Segment Start: Extracted data

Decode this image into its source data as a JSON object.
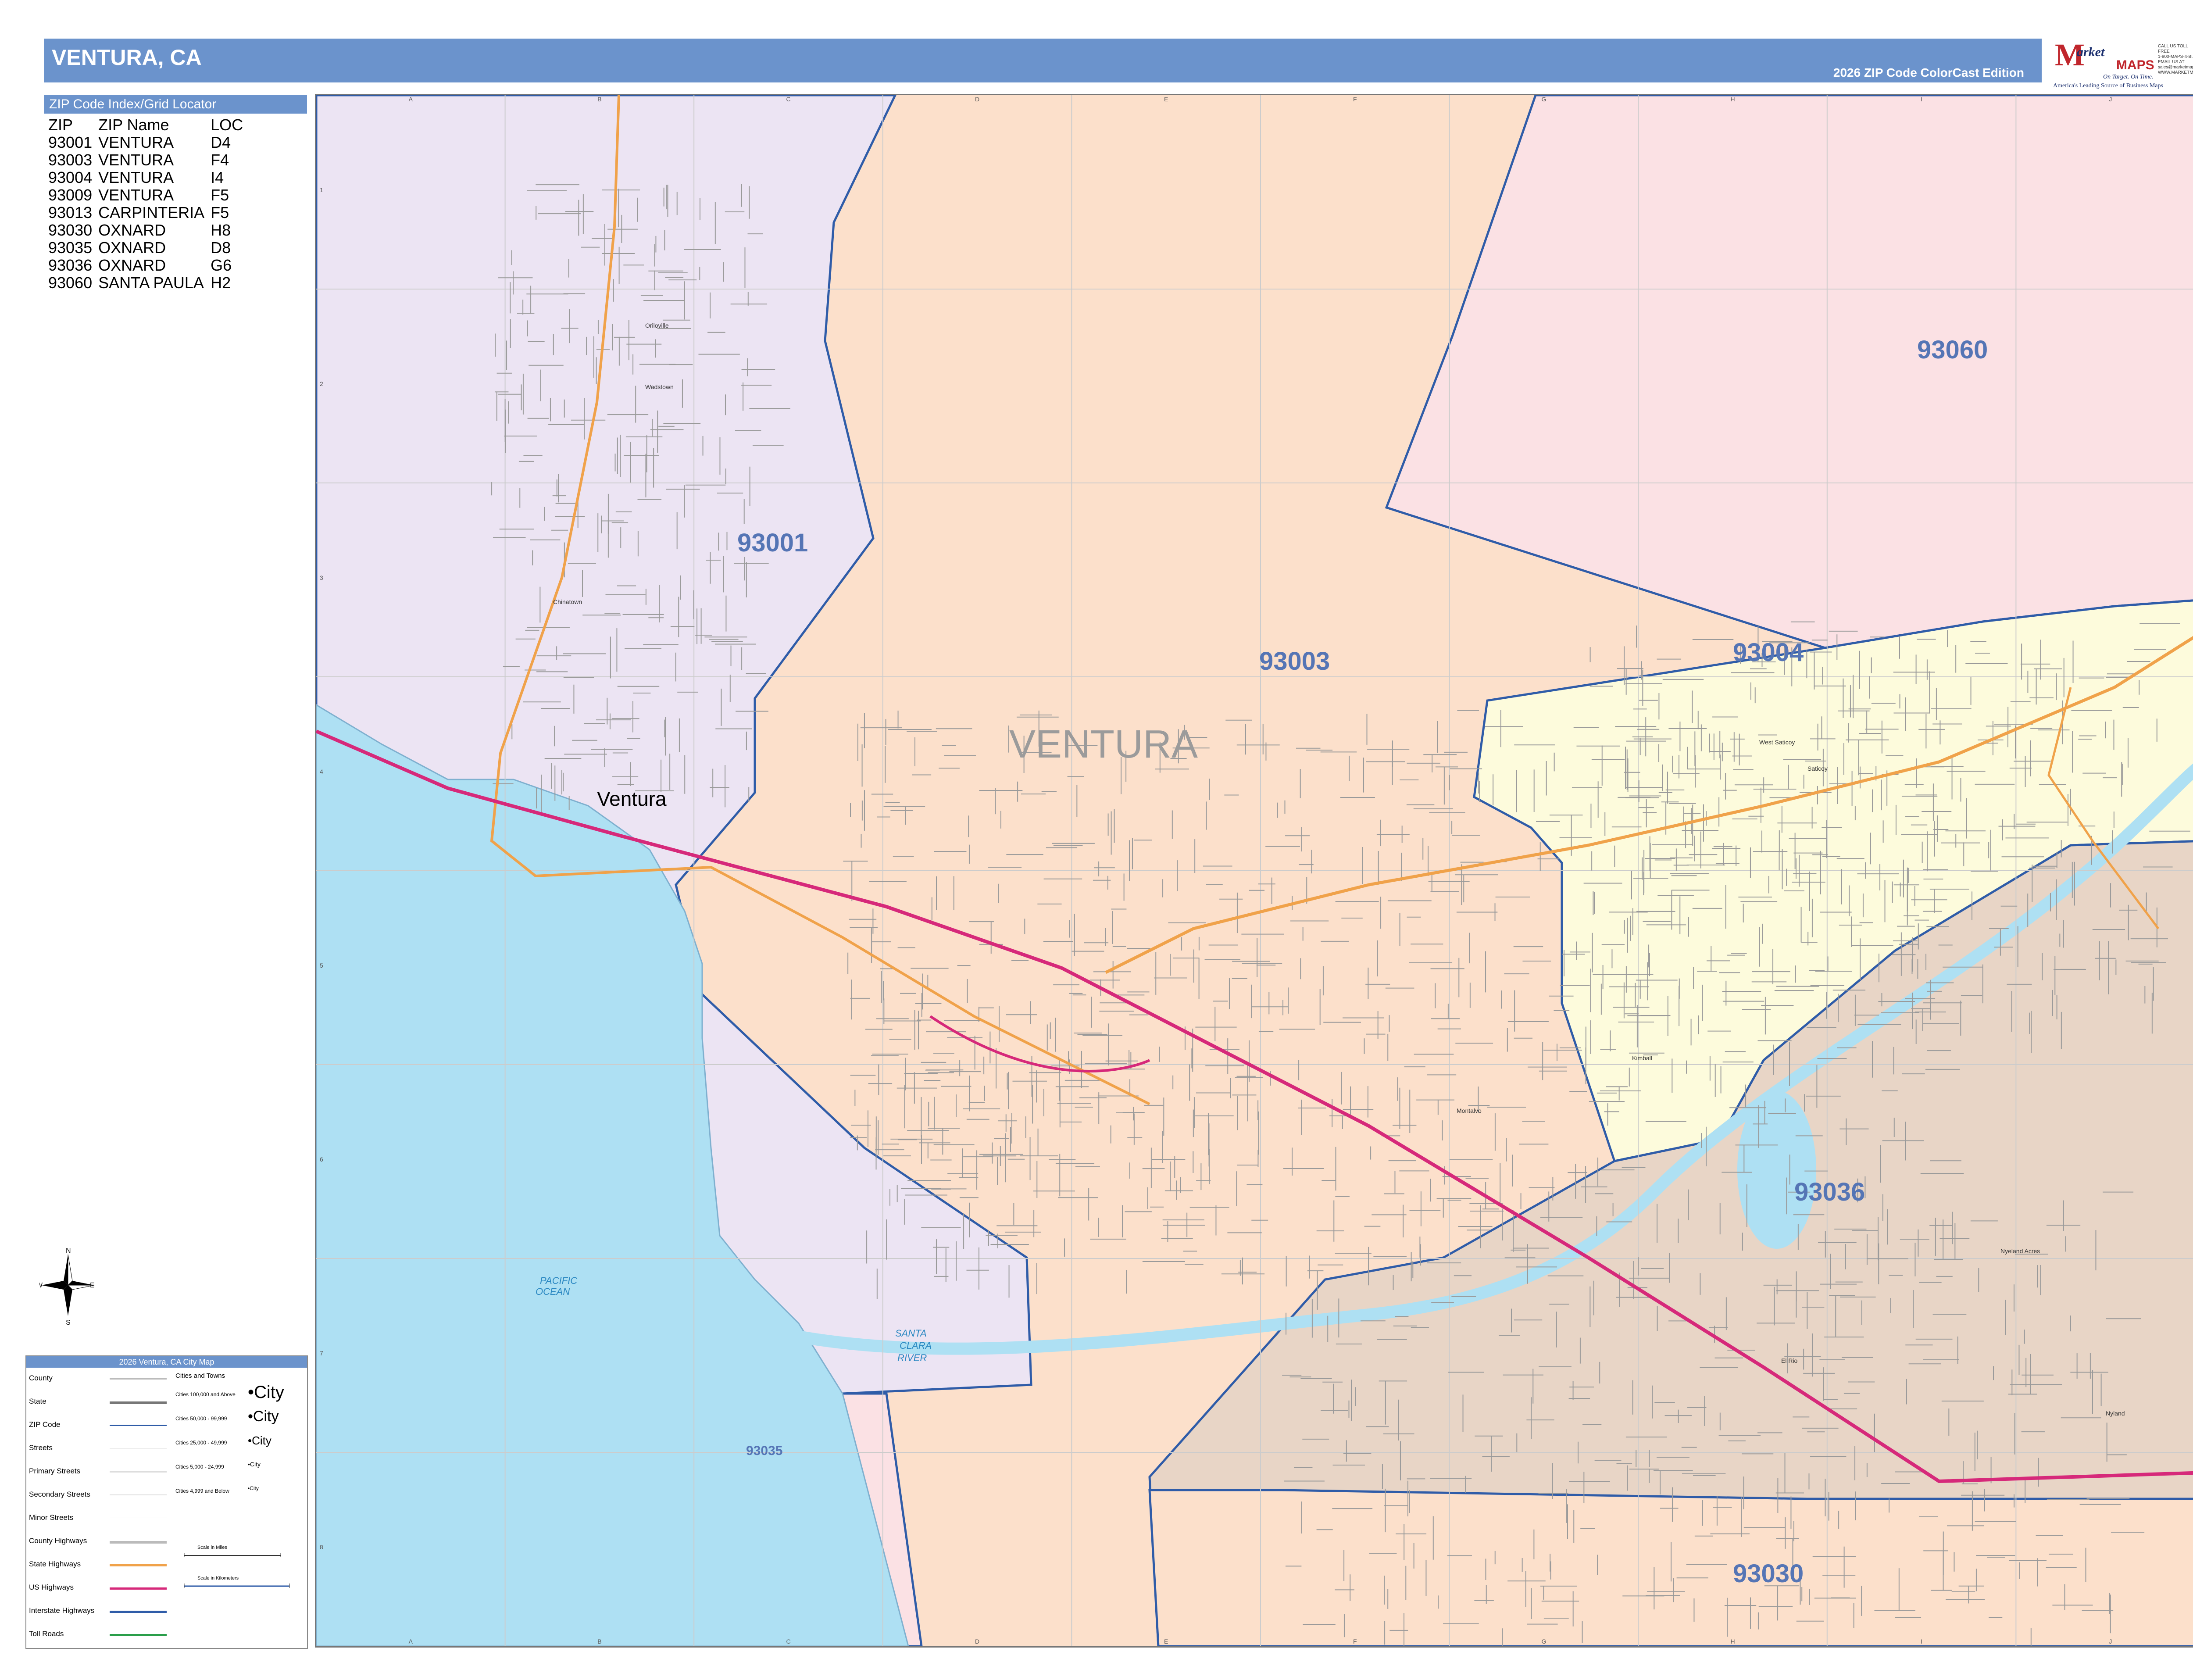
{
  "title": "VENTURA, CA",
  "edition": "2026 ZIP Code ColorCast Edition",
  "logo": {
    "m": "M",
    "market": "arket",
    "maps": "MAPS",
    "tagline": "On Target. On Time.",
    "subtag": "America's Leading Source of Business Maps",
    "contact": [
      "CALL US TOLL FREE",
      "1-800-MAPS-4-BIZ",
      "EMAIL US AT",
      "sales@marketmaps.com",
      "WWW.MARKETMAPS.COM"
    ]
  },
  "index": {
    "header": "ZIP Code Index/Grid Locator",
    "columns": [
      "ZIP",
      "ZIP Name",
      "LOC"
    ],
    "rows": [
      [
        "93001",
        "VENTURA",
        "D4"
      ],
      [
        "93003",
        "VENTURA",
        "F4"
      ],
      [
        "93004",
        "VENTURA",
        "I4"
      ],
      [
        "93009",
        "VENTURA",
        "F5"
      ],
      [
        "93013",
        "CARPINTERIA",
        "F5"
      ],
      [
        "93030",
        "OXNARD",
        "H8"
      ],
      [
        "93035",
        "OXNARD",
        "D8"
      ],
      [
        "93036",
        "OXNARD",
        "G6"
      ],
      [
        "93060",
        "SANTA PAULA",
        "H2"
      ]
    ]
  },
  "grid": {
    "columns": [
      "A",
      "B",
      "C",
      "D",
      "E",
      "F",
      "G",
      "H",
      "I",
      "J"
    ],
    "rows": [
      "1",
      "2",
      "3",
      "4",
      "5",
      "6",
      "7",
      "8"
    ]
  },
  "map": {
    "zip_labels": [
      "93001",
      "93003",
      "93004",
      "93060",
      "93036",
      "93030",
      "93035"
    ],
    "city_label": "VENTURA",
    "place_ventura": "Ventura",
    "water": [
      "PACIFIC",
      "OCEAN",
      "SANTA",
      "CLARA",
      "RIVER"
    ],
    "places": [
      "Oriloville",
      "Wadstown",
      "Chinatown",
      "West Saticoy",
      "Saticoy",
      "Montalvo",
      "Kimball",
      "El Rio",
      "Nyeland Acres",
      "Nyland"
    ],
    "colors": {
      "z93001": "#ece4f3",
      "z93003": "#fce0cb",
      "z93004": "#fdfbdc",
      "z93060": "#fbe1e4",
      "z93036": "#e8d5c6",
      "z93030": "#fce0cb",
      "z93035": "#fbe1e4",
      "ocean": "#aee0f3",
      "boundary": "#2f5ca8",
      "us_highway": "#d6297a",
      "state_highway": "#f0a24a",
      "zip_label": "#5575b5"
    }
  },
  "legend": {
    "title": "2026 Ventura, CA City Map",
    "items": [
      "County",
      "State",
      "ZIP Code",
      "Streets",
      "Primary Streets",
      "Secondary Streets",
      "Minor Streets",
      "County Highways",
      "State Highways",
      "US Highways",
      "Interstate Highways",
      "Toll Roads"
    ],
    "cities_head": "Cities and Towns",
    "city_classes": [
      "Cities 100,000 and Above",
      "Cities 50,000 - 99,999",
      "Cities 25,000 - 49,999",
      "Cities 5,000 - 24,999",
      "Cities 4,999 and Below"
    ],
    "city_sample": "City",
    "scale_miles": "Scale in Miles",
    "scale_km": "Scale in Kilometers"
  },
  "compass": [
    "N",
    "E",
    "S",
    "W"
  ]
}
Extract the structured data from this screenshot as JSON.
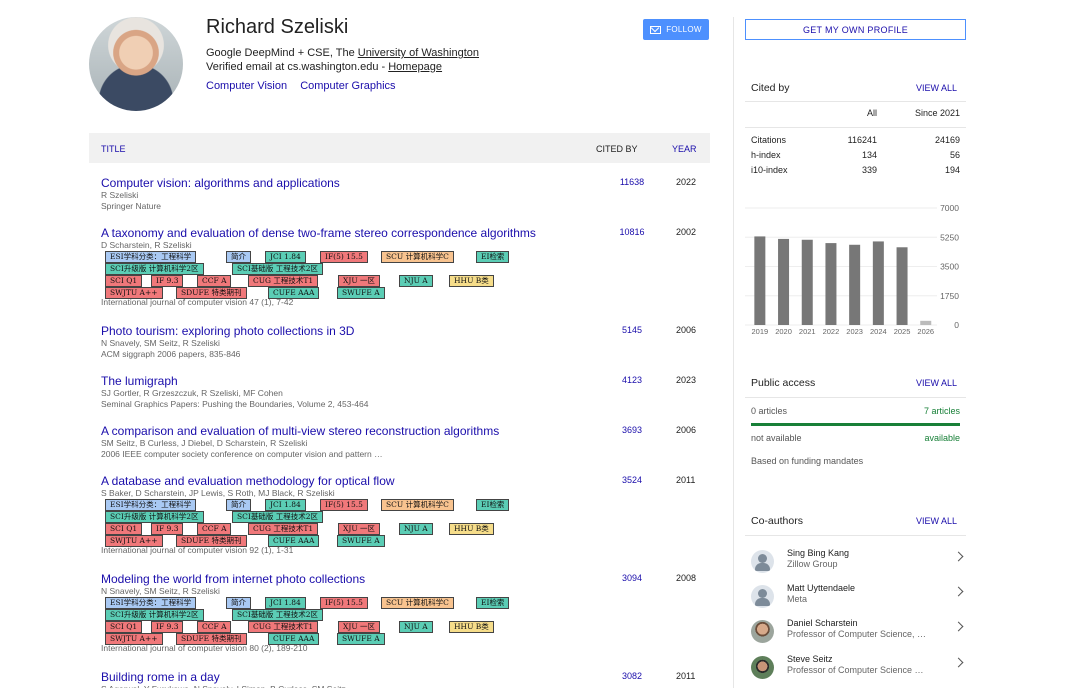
{
  "profile": {
    "name": "Richard Szeliski",
    "affiliation_prefix": "Google DeepMind + CSE, The ",
    "affiliation_link": "University of Washington",
    "email_prefix": "Verified email at cs.washington.edu - ",
    "homepage": "Homepage",
    "interests": [
      "Computer Vision",
      "Computer Graphics"
    ],
    "follow_label": "FOLLOW"
  },
  "table": {
    "col_title": "TITLE",
    "col_cited": "CITED BY",
    "col_year": "YEAR"
  },
  "badge_labels": {
    "esi": "ESI学科分类：工程科学",
    "intro": "简介",
    "jci": "JCI 1.84",
    "if": "IF(5) 15.5",
    "scu": "SCU 计算机科学C",
    "ei": "EI检索",
    "sci_up": "SCI升级版 计算机科学2区",
    "sci_base": "SCI基础版 工程技术2区",
    "sciq1": "SCI Q1",
    "if93": "IF 9.3",
    "ccf": "CCF A",
    "cug": "CUG 工程技术T1",
    "xju": "XJU 一区",
    "nju": "NJU A",
    "hhu": "HHU B类",
    "swjtu": "SWJTU A++",
    "sdufe": "SDUFE 特类期刊",
    "cufe": "CUFE AAA",
    "swufe": "SWUFE A"
  },
  "articles": [
    {
      "title": "Computer vision: algorithms and applications",
      "authors": "R Szeliski",
      "venue": "Springer Nature",
      "cited": "11638",
      "year": "2022"
    },
    {
      "title": "A taxonomy and evaluation of dense two-frame stereo correspondence algorithms",
      "authors": "D Scharstein, R Szeliski",
      "venue": "International journal of computer vision 47 (1), 7-42",
      "cited": "10816",
      "year": "2002"
    },
    {
      "title": "Photo tourism: exploring photo collections in 3D",
      "authors": "N Snavely, SM Seitz, R Szeliski",
      "venue": "ACM siggraph 2006 papers, 835-846",
      "cited": "5145",
      "year": "2006"
    },
    {
      "title": "The lumigraph",
      "authors": "SJ Gortler, R Grzeszczuk, R Szeliski, MF Cohen",
      "venue": "Seminal Graphics Papers: Pushing the Boundaries, Volume 2, 453-464",
      "cited": "4123",
      "year": "2023"
    },
    {
      "title": "A comparison and evaluation of multi-view stereo reconstruction algorithms",
      "authors": "SM Seitz, B Curless, J Diebel, D Scharstein, R Szeliski",
      "venue": "2006 IEEE computer society conference on computer vision and pattern …",
      "cited": "3693",
      "year": "2006"
    },
    {
      "title": "A database and evaluation methodology for optical flow",
      "authors": "S Baker, D Scharstein, JP Lewis, S Roth, MJ Black, R Szeliski",
      "venue": "International journal of computer vision 92 (1), 1-31",
      "cited": "3524",
      "year": "2011"
    },
    {
      "title": "Modeling the world from internet photo collections",
      "authors": "N Snavely, SM Seitz, R Szeliski",
      "venue": "International journal of computer vision 80 (2), 189-210",
      "cited": "3094",
      "year": "2008"
    },
    {
      "title": "Building rome in a day",
      "authors": "S Agarwal, Y Furukawa, N Snavely, I Simon, B Curless, SM Seitz",
      "venue": "",
      "cited": "3082",
      "year": "2011"
    }
  ],
  "right": {
    "get_profile": "GET MY OWN PROFILE",
    "cited_by": "Cited by",
    "view_all": "VIEW ALL",
    "stats_headers": [
      "All",
      "Since 2021"
    ],
    "stats": [
      {
        "label": "Citations",
        "all": "116241",
        "since": "24169"
      },
      {
        "label": "h-index",
        "all": "134",
        "since": "56"
      },
      {
        "label": "i10-index",
        "all": "339",
        "since": "194"
      }
    ],
    "public_access": "Public access",
    "pa_left": "0 articles",
    "pa_right": "7 articles",
    "pa_left2": "not available",
    "pa_right2": "available",
    "mandates": "Based on funding mandates",
    "coauthors_title": "Co-authors",
    "coauthors": [
      {
        "name": "Sing Bing Kang",
        "affil": "Zillow Group",
        "pic": "default"
      },
      {
        "name": "Matt Uyttendaele",
        "affil": "Meta",
        "pic": "default"
      },
      {
        "name": "Daniel Scharstein",
        "affil": "Professor of Computer Science, …",
        "pic": "photo1"
      },
      {
        "name": "Steve Seitz",
        "affil": "Professor of Computer Science …",
        "pic": "photo2"
      }
    ]
  },
  "chart_data": {
    "type": "bar",
    "categories": [
      "2019",
      "2020",
      "2021",
      "2022",
      "2023",
      "2024",
      "2025",
      "2026"
    ],
    "values": [
      5300,
      5150,
      5100,
      4900,
      4800,
      5000,
      4650,
      250
    ],
    "yticks": [
      "7000",
      "5250",
      "3500",
      "1750",
      "0"
    ],
    "ylim": [
      0,
      7000
    ],
    "color": "#777777"
  }
}
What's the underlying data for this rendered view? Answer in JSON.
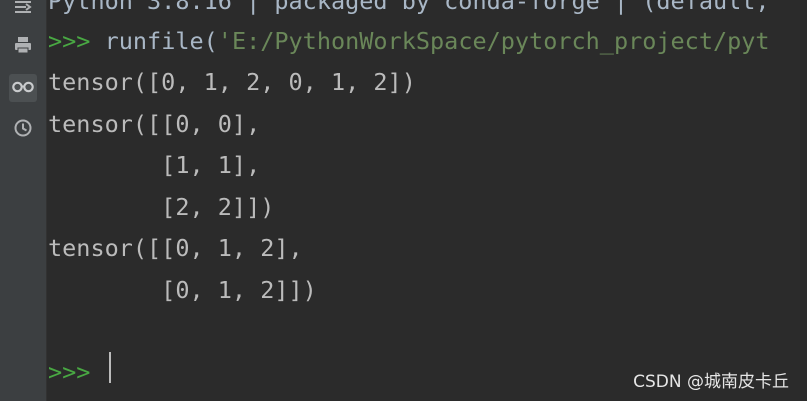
{
  "console": {
    "header": "Python 3.8.16 | packaged by conda-forge | (default,",
    "prompt": ">>>",
    "command": {
      "call": " runfile(",
      "path": "'E:/PythonWorkSpace/pytorch_project/pyt"
    },
    "output": [
      "tensor([0, 1, 2, 0, 1, 2])",
      "tensor([[0, 0],",
      "        [1, 1],",
      "        [2, 2]])",
      "tensor([[0, 1, 2],",
      "        [0, 1, 2]])"
    ],
    "input_prompt": ">>>",
    "input_value": ""
  },
  "toolbar": {
    "icons": [
      "soft-wrap-icon",
      "print-icon",
      "view-variables-icon",
      "history-icon"
    ],
    "active_icon": "view-variables-icon"
  },
  "watermark": {
    "text": "CSDN @城南皮卡丘"
  },
  "colors": {
    "background": "#2b2b2b",
    "toolbar": "#3c3f41",
    "prompt": "#49a843",
    "string": "#6a8759",
    "text": "#bbbbbb"
  }
}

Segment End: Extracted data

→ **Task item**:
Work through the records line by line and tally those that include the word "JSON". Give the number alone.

→ **Result of this exercise**:
3